SWN Restoring Archey Fork

Aug. 5, 2013
A groundbreaking ceremony was held June 28 in Clinton, Arkansas, marking the beginning of the Archey Fork restoration project led by The Nature Conservancy of Arkansas (TNC) whose mission is to conserve and restore the lands and waters of Arkansas for the benefit of people in the Fayetteville Shale area and beyond.

Company teams up with TNC to benefit residents of Fayetteville shale

A groundbreaking ceremony was held June 28 in Clinton, Arkansas, marking the beginning of the Archey Fork restoration project led by The Nature Conservancy of Arkansas (TNC) whose mission is to conserve and restore the lands and waters of Arkansas for the benefit of people in the Fayetteville Shale area and beyond.

In addition to Scott Simon, The Nature Conservancy of Arkansas director; Don Richardson, former Mayor of Clinton; and Joy DeClerk, the restoration project leader; Mark Boling, president of V+ Development Solutions, a division of Southwestern Energy Corp. (SWN), was on hand for the ceremony that included speeches and a field trip around the site.
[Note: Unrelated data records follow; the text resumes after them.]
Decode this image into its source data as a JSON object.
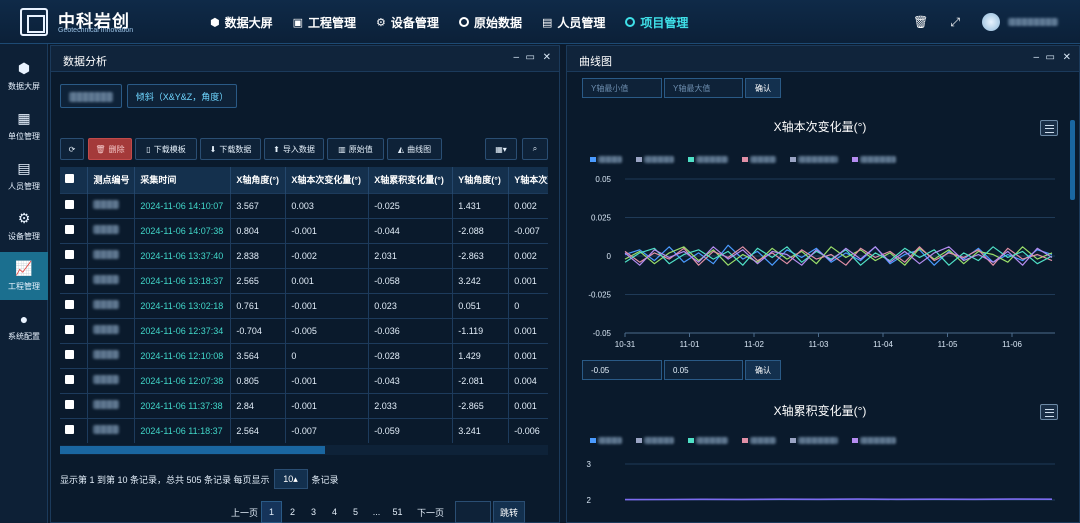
{
  "app": {
    "title": "中科岩创",
    "subtitle": "Geotechnical Innovation"
  },
  "nav": [
    {
      "label": "数据大屏",
      "icon": "cube-icon"
    },
    {
      "label": "工程管理",
      "icon": "monitor-icon"
    },
    {
      "label": "设备管理",
      "icon": "gear-icon"
    },
    {
      "label": "原始数据",
      "icon": "circle-icon"
    },
    {
      "label": "人员管理",
      "icon": "person-card-icon"
    },
    {
      "label": "项目管理",
      "icon": "circle-icon",
      "active": true
    }
  ],
  "sidebar": [
    {
      "label": "数据大屏",
      "icon": "cube-icon"
    },
    {
      "label": "单位管理",
      "icon": "calendar-icon"
    },
    {
      "label": "人员管理",
      "icon": "person-card-icon"
    },
    {
      "label": "设备管理",
      "icon": "gear-icon"
    },
    {
      "label": "工程管理",
      "icon": "trend-chart-icon",
      "active": true
    },
    {
      "label": "系统配置",
      "icon": "dots-icon"
    }
  ],
  "left_panel": {
    "title": "数据分析",
    "filter_label": "倾斜（X&Y&Z，角度）",
    "toolbar": {
      "delete": "删除",
      "download_template": "下载模板",
      "download_data": "下载数据",
      "import_data": "导入数据",
      "raw_value": "原始值",
      "curve": "曲线图"
    },
    "columns": [
      "测点编号",
      "采集时间",
      "X轴角度(°)",
      "X轴本次变化量(°)",
      "X轴累积变化量(°)",
      "Y轴角度(°)",
      "Y轴本次变"
    ],
    "rows": [
      [
        "2024-11-06 14:10:07",
        "3.567",
        "0.003",
        "-0.025",
        "1.431",
        "0.002"
      ],
      [
        "2024-11-06 14:07:38",
        "0.804",
        "-0.001",
        "-0.044",
        "-2.088",
        "-0.007"
      ],
      [
        "2024-11-06 13:37:40",
        "2.838",
        "-0.002",
        "2.031",
        "-2.863",
        "0.002"
      ],
      [
        "2024-11-06 13:18:37",
        "2.565",
        "0.001",
        "-0.058",
        "3.242",
        "0.001"
      ],
      [
        "2024-11-06 13:02:18",
        "0.761",
        "-0.001",
        "0.023",
        "0.051",
        "0"
      ],
      [
        "2024-11-06 12:37:34",
        "-0.704",
        "-0.005",
        "-0.036",
        "-1.119",
        "0.001"
      ],
      [
        "2024-11-06 12:10:08",
        "3.564",
        "0",
        "-0.028",
        "1.429",
        "0.001"
      ],
      [
        "2024-11-06 12:07:38",
        "0.805",
        "-0.001",
        "-0.043",
        "-2.081",
        "0.004"
      ],
      [
        "2024-11-06 11:37:38",
        "2.84",
        "-0.001",
        "2.033",
        "-2.865",
        "0.001"
      ],
      [
        "2024-11-06 11:18:37",
        "2.564",
        "-0.007",
        "-0.059",
        "3.241",
        "-0.006"
      ]
    ],
    "pager_text_a": "显示第 1 到第 10 条记录，总共 505 条记录 每页显示",
    "page_size": "10",
    "pager_text_b": "条记录",
    "pages": {
      "prev": "上一页",
      "p1": "1",
      "p2": "2",
      "p3": "3",
      "p4": "4",
      "p5": "5",
      "ellipsis": "...",
      "last": "51",
      "next": "下一页",
      "jump": "跳转"
    }
  },
  "right_panel": {
    "title": "曲线图",
    "ymin_placeholder": "Y轴最小值",
    "ymax_placeholder": "Y轴最大值",
    "confirm": "确认",
    "ymin_value": "-0.05",
    "ymax_value": "0.05"
  },
  "chart_data": [
    {
      "type": "line",
      "title": "X轴本次变化量(°)",
      "x_ticks": [
        "10-31",
        "11-01",
        "11-02",
        "11-03",
        "11-04",
        "11-05",
        "11-06"
      ],
      "y_ticks": [
        "0.05",
        "0.025",
        "0",
        "-0.025",
        "-0.05"
      ],
      "ylim": [
        -0.05,
        0.05
      ],
      "series_colors": [
        "#4a9bff",
        "#9adf6a",
        "#e08fa6",
        "#4fe0c6",
        "#b58cf0",
        "#ffb56a"
      ],
      "series_values": [
        [
          0.001,
          0.004,
          -0.003,
          0.006,
          -0.004,
          0.002,
          -0.005,
          0.007,
          -0.002,
          0.003,
          -0.006,
          0.004,
          -0.001,
          0.005,
          -0.004,
          0.002,
          -0.003,
          0.006,
          -0.005,
          0.001,
          0.004,
          -0.006,
          0.003,
          -0.002,
          0.005,
          -0.004,
          0.001,
          -0.003,
          0.004,
          0.001
        ],
        [
          -0.002,
          0.003,
          -0.005,
          0.002,
          0.006,
          -0.003,
          0.004,
          -0.006,
          0.001,
          -0.004,
          0.005,
          -0.002,
          0.003,
          -0.005,
          0.006,
          -0.001,
          0.004,
          -0.003,
          0.002,
          -0.006,
          0.005,
          -0.002,
          0.004,
          -0.005,
          0.003,
          0.001,
          -0.004,
          0.006,
          -0.002,
          0.002
        ],
        [
          0.003,
          -0.004,
          0.002,
          -0.002,
          0.005,
          -0.006,
          0.003,
          -0.001,
          0.006,
          -0.003,
          0.002,
          -0.005,
          0.004,
          -0.002,
          0.001,
          -0.006,
          0.005,
          -0.001,
          0.003,
          -0.004,
          0.006,
          -0.003,
          0.002,
          -0.001,
          0.004,
          -0.006,
          0.005,
          -0.002,
          0.001,
          -0.003
        ],
        [
          -0.004,
          0.002,
          0.005,
          -0.005,
          0.001,
          0.004,
          -0.002,
          0.003,
          -0.006,
          0.005,
          -0.001,
          0.006,
          -0.004,
          0.003,
          -0.002,
          0.004,
          -0.006,
          0.002,
          -0.003,
          0.005,
          -0.001,
          0.004,
          -0.006,
          0.002,
          -0.003,
          0.006,
          -0.001,
          0.003,
          -0.005,
          0.0
        ],
        [
          0.002,
          -0.006,
          0.004,
          -0.001,
          0.003,
          -0.004,
          0.006,
          -0.002,
          0.004,
          -0.005,
          0.003,
          0.001,
          -0.006,
          0.004,
          -0.003,
          0.005,
          -0.002,
          0.006,
          -0.004,
          0.003,
          -0.005,
          0.002,
          0.006,
          -0.003,
          0.001,
          -0.004,
          0.003,
          -0.006,
          0.005,
          -0.001
        ]
      ]
    },
    {
      "type": "line",
      "title": "X轴累积变化量(°)",
      "y_ticks": [
        "3",
        "2"
      ],
      "ylim": [
        1.5,
        3.2
      ],
      "series_colors": [
        "#7c6cf0"
      ],
      "series_values": [
        [
          2.01,
          2.015,
          2.02,
          2.018,
          2.022,
          2.02,
          2.025,
          2.02,
          2.023,
          2.02,
          2.024,
          2.022
        ]
      ]
    }
  ]
}
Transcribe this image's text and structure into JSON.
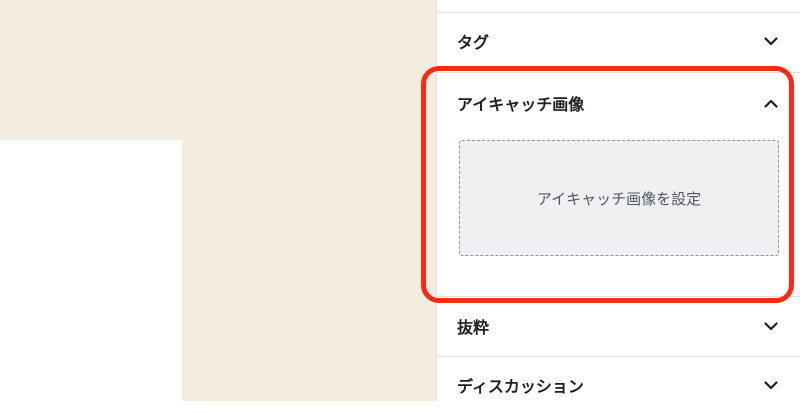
{
  "sidebar": {
    "panels": [
      {
        "title": "タグ",
        "expanded": false,
        "icon": "chevron-down-icon"
      },
      {
        "title": "アイキャッチ画像",
        "expanded": true,
        "icon": "chevron-up-icon"
      },
      {
        "title": "抜粋",
        "expanded": false,
        "icon": "chevron-down-icon"
      },
      {
        "title": "ディスカッション",
        "expanded": false,
        "icon": "chevron-down-icon"
      }
    ],
    "featured_image": {
      "button_label": "アイキャッチ画像を設定"
    }
  },
  "annotation": {
    "highlight_color": "#ff2a16"
  },
  "colors": {
    "canvas_background": "#f4ede0",
    "placeholder_background": "#eff0f1"
  }
}
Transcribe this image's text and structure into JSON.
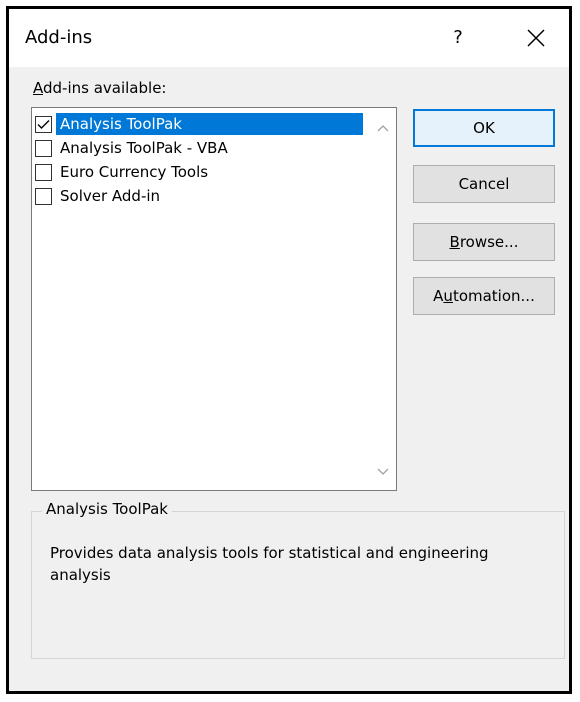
{
  "dialog": {
    "title": "Add-ins",
    "help_label": "?",
    "close_icon": "close-icon"
  },
  "list": {
    "label_accel": "A",
    "label_rest": "dd-ins available:",
    "items": [
      {
        "label": "Analysis ToolPak",
        "checked": true,
        "selected": true
      },
      {
        "label": "Analysis ToolPak - VBA",
        "checked": false,
        "selected": false
      },
      {
        "label": "Euro Currency Tools",
        "checked": false,
        "selected": false
      },
      {
        "label": "Solver Add-in",
        "checked": false,
        "selected": false
      }
    ]
  },
  "buttons": {
    "ok": "OK",
    "cancel": "Cancel",
    "browse_accel": "B",
    "browse_rest": "rowse...",
    "automation_pre": "A",
    "automation_accel": "u",
    "automation_rest": "tomation..."
  },
  "details": {
    "title": "Analysis ToolPak",
    "description": "Provides data analysis tools for statistical and engineering analysis"
  },
  "colors": {
    "selection": "#0078d7",
    "dialog_bg": "#f0f0f0"
  }
}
Boling announced SWN's $900,000 commitment to fund Phase I of a three-phased project to restore the Archey Fork of the Upper Little Red River in Arkansas during his keynote address at the Nature Conservancy's Annual Partners in Conservation Luncheon in Little Rock in November 2012.

The Nature Conservancy of Arkansas has been working with the US Army Corps of Engineers, US Fish and Wildlife Service, Arkansas Game and Fish Commission and the City of Clinton to restore a 3.2-mile stretch of the Upper Little Red River that was straightened and widened in the mid-1980s for flood control.

"In April 2012, SWN announced the creation of V+ Development Solutions with the mission of engaging stakeholders to develop innovations and improvements that positively impact environmental stewardship, the economy and local communities. As part of this initiative, SWN approached The Nature Conservancy of Arkansas to help in identifying potential partnership projects that would benefit residents of the Fayetteville Shale," Boling said. "We are proud to join in the effort to restore the Archey Fork to a condition that will improve habitat for a variety of rare aquatic species, protect and improve water quality in Greers Ferry Lake, and improve recreational opportunities in the area."

The river is threatened by sediment from decades of eroding river banks, run-off from rural roads and the clearing of riparian forest. This degradation of the river is contributing sediment into Greers Ferry Lake which provides drinking water for more than 200,000 as well as significant economic benefits through hydropower and recreational opportunities.

"Water quality of both the Little Red River and Greers Ferry Lake is important for the economic vitality of Clinton and the region," said TNC director Simon. "With SWN's generous contribution we are one step closer to protecting and improving these precious resources."

TNC has developed a large-scale restoration design-and-build strategy based on the science of natural channel design. The project will require channel shaping and construction of in-channel rock structures to be completed in three phases, with the goal of reducing stream bank erosion, restoring channel stability, improving aquatic habitat and improving water quality. Phases I and II will restore approximately one mile of Archey Fork near Clinton, and Phase III will improve nearly two miles of the South Fork.

Southwestern Energy Corp. discovered the economic viability of the Fayetteville Shale and was the first company to drill and successfully produce its natural gas. At Dec. 31, 2012, Southwestern held leases for approximately 913,502 net acres in the Fayetteville Shale play area. For the first three months of 2013, Southwestern placed a total of 102 operated horizontal wells on production in the Fayetteville Shale. At March 31, 2013, the company's gross operated production rate was approximately 1,933 MMcf per day.

In 2013 the company plans to invest approximately $900 million in the Fayetteville Shale, $830 million of which will be directed toward the drilling of approximately 385 to 390 gross wells in 2013, all of which will be operated.